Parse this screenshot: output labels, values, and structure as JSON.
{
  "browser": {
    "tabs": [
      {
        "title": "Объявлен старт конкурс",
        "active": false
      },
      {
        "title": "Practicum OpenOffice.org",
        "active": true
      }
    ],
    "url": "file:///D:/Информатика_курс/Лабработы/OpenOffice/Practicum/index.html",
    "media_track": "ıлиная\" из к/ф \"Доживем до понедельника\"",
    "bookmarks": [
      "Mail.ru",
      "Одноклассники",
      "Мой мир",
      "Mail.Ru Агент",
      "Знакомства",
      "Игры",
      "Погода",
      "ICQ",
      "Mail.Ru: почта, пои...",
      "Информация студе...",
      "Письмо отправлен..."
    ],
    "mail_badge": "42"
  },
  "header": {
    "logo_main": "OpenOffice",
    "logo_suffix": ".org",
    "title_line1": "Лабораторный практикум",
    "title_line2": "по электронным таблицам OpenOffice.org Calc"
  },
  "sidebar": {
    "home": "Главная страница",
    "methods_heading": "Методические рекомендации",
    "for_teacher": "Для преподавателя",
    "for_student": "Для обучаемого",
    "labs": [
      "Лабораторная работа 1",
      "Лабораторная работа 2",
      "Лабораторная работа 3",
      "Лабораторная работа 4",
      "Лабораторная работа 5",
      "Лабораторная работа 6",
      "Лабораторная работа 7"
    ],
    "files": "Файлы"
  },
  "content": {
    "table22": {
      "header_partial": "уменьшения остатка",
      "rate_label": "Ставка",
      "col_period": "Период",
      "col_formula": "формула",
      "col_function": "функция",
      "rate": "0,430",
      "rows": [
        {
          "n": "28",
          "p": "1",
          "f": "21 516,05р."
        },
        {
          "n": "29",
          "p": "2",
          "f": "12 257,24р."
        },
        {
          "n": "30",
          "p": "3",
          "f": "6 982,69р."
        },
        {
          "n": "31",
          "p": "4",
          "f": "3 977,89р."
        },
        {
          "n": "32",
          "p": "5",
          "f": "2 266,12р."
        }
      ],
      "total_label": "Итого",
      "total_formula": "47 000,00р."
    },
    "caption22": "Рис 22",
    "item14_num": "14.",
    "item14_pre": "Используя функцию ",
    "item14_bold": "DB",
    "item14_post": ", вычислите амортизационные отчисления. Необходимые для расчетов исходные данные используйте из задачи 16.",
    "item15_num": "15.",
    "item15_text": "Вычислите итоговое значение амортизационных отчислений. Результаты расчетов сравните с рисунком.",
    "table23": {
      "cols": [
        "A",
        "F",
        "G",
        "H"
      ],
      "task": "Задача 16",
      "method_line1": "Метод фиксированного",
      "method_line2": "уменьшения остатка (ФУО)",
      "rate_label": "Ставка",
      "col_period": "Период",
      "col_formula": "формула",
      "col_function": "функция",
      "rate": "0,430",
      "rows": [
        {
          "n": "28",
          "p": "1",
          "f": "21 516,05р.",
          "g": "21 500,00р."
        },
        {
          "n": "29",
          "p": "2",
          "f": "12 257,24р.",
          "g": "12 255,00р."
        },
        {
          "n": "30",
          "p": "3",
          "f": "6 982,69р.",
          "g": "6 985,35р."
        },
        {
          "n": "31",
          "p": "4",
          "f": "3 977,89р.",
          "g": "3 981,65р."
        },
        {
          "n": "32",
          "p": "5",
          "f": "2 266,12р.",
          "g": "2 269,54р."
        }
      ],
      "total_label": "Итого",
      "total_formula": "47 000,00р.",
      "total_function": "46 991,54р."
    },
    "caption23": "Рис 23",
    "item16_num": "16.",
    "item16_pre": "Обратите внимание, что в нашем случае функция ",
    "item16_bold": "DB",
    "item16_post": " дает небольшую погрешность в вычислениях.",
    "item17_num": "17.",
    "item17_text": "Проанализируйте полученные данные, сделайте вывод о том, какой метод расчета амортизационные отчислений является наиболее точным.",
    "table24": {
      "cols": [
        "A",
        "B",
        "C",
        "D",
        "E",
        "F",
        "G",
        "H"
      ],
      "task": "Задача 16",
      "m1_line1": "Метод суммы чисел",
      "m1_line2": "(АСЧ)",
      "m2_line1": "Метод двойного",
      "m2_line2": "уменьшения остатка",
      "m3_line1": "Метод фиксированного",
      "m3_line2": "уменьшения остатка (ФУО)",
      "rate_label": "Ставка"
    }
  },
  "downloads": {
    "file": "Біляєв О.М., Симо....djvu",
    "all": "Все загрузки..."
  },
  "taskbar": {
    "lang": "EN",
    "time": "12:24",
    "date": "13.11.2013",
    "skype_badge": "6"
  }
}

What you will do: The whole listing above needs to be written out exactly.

Completed exercise:
Parse this screenshot: output labels, values, and structure as JSON.
{
  "browser": {
    "tabs": [
      {
        "title": "Объявлен старт конкурс",
        "active": false
      },
      {
        "title": "Practicum OpenOffice.org",
        "active": true
      }
    ],
    "url": "file:///D:/Информатика_курс/Лабработы/OpenOffice/Practicum/index.html",
    "media_track": "ıлиная\" из к/ф \"Доживем до понедельника\"",
    "bookmarks": [
      "Mail.ru",
      "Одноклассники",
      "Мой мир",
      "Mail.Ru Агент",
      "Знакомства",
      "Игры",
      "Погода",
      "ICQ",
      "Mail.Ru: почта, пои...",
      "Информация студе...",
      "Письмо отправлен..."
    ],
    "mail_badge": "42"
  },
  "header": {
    "logo_main": "OpenOffice",
    "logo_suffix": ".org",
    "title_line1": "Лабораторный практикум",
    "title_line2": "по электронным таблицам OpenOffice.org Calc"
  },
  "sidebar": {
    "home": "Главная страница",
    "methods_heading": "Методические рекомендации",
    "for_teacher": "Для преподавателя",
    "for_student": "Для обучаемого",
    "labs": [
      "Лабораторная работа 1",
      "Лабораторная работа 2",
      "Лабораторная работа 3",
      "Лабораторная работа 4",
      "Лабораторная работа 5",
      "Лабораторная работа 6",
      "Лабораторная работа 7"
    ],
    "files": "Файлы"
  },
  "content": {
    "table22": {
      "header_partial": "уменьшения остатка",
      "rate_label": "Ставка",
      "col_period": "Период",
      "col_formula": "формула",
      "col_function": "функция",
      "rate": "0,430",
      "rows": [
        {
          "n": "28",
          "p": "1",
          "f": "21 516,05р."
        },
        {
          "n": "29",
          "p": "2",
          "f": "12 257,24р."
        },
        {
          "n": "30",
          "p": "3",
          "f": "6 982,69р."
        },
        {
          "n": "31",
          "p": "4",
          "f": "3 977,89р."
        },
        {
          "n": "32",
          "p": "5",
          "f": "2 266,12р."
        }
      ],
      "total_label": "Итого",
      "total_formula": "47 000,00р."
    },
    "caption22": "Рис 22",
    "item14_num": "14.",
    "item14_pre": "Используя функцию ",
    "item14_bold": "DB",
    "item14_post": ", вычислите амортизационные отчисления. Необходимые для расчетов исходные данные используйте из задачи 16.",
    "item15_num": "15.",
    "item15_text": "Вычислите итоговое значение амортизационных отчислений. Результаты расчетов сравните с рисунком.",
    "table23": {
      "cols": [
        "A",
        "F",
        "G",
        "H"
      ],
      "task": "Задача 16",
      "method_line1": "Метод фиксированного",
      "method_line2": "уменьшения остатка (ФУО)",
      "rate_label": "Ставка",
      "col_period": "Период",
      "col_formula": "формула",
      "col_function": "функция",
      "rate": "0,430",
      "rows": [
        {
          "n": "28",
          "p": "1",
          "f": "21 516,05р.",
          "g": "21 500,00р."
        },
        {
          "n": "29",
          "p": "2",
          "f": "12 257,24р.",
          "g": "12 255,00р."
        },
        {
          "n": "30",
          "p": "3",
          "f": "6 982,69р.",
          "g": "6 985,35р."
        },
        {
          "n": "31",
          "p": "4",
          "f": "3 977,89р.",
          "g": "3 981,65р."
        },
        {
          "n": "32",
          "p": "5",
          "f": "2 266,12р.",
          "g": "2 269,54р."
        }
      ],
      "total_label": "Итого",
      "total_formula": "47 000,00р.",
      "total_function": "46 991,54р."
    },
    "caption23": "Рис 23",
    "item16_num": "16.",
    "item16_pre": "Обратите внимание, что в нашем случае функция ",
    "item16_bold": "DB",
    "item16_post": " дает небольшую погрешность в вычислениях.",
    "item17_num": "17.",
    "item17_text": "Проанализируйте полученные данные, сделайте вывод о том, какой метод расчета амортизационные отчислений является наиболее точным.",
    "table24": {
      "cols": [
        "A",
        "B",
        "C",
        "D",
        "E",
        "F",
        "G",
        "H"
      ],
      "task": "Задача 16",
      "m1_line1": "Метод суммы чисел",
      "m1_line2": "(АСЧ)",
      "m2_line1": "Метод двойного",
      "m2_line2": "уменьшения остатка",
      "m3_line1": "Метод фиксированного",
      "m3_line2": "уменьшения остатка (ФУО)",
      "rate_label": "Ставка"
    }
  },
  "downloads": {
    "file": "Біляєв О.М., Симо....djvu",
    "all": "Все загрузки..."
  },
  "taskbar": {
    "lang": "EN",
    "time": "12:24",
    "date": "13.11.2013",
    "skype_badge": "6"
  }
}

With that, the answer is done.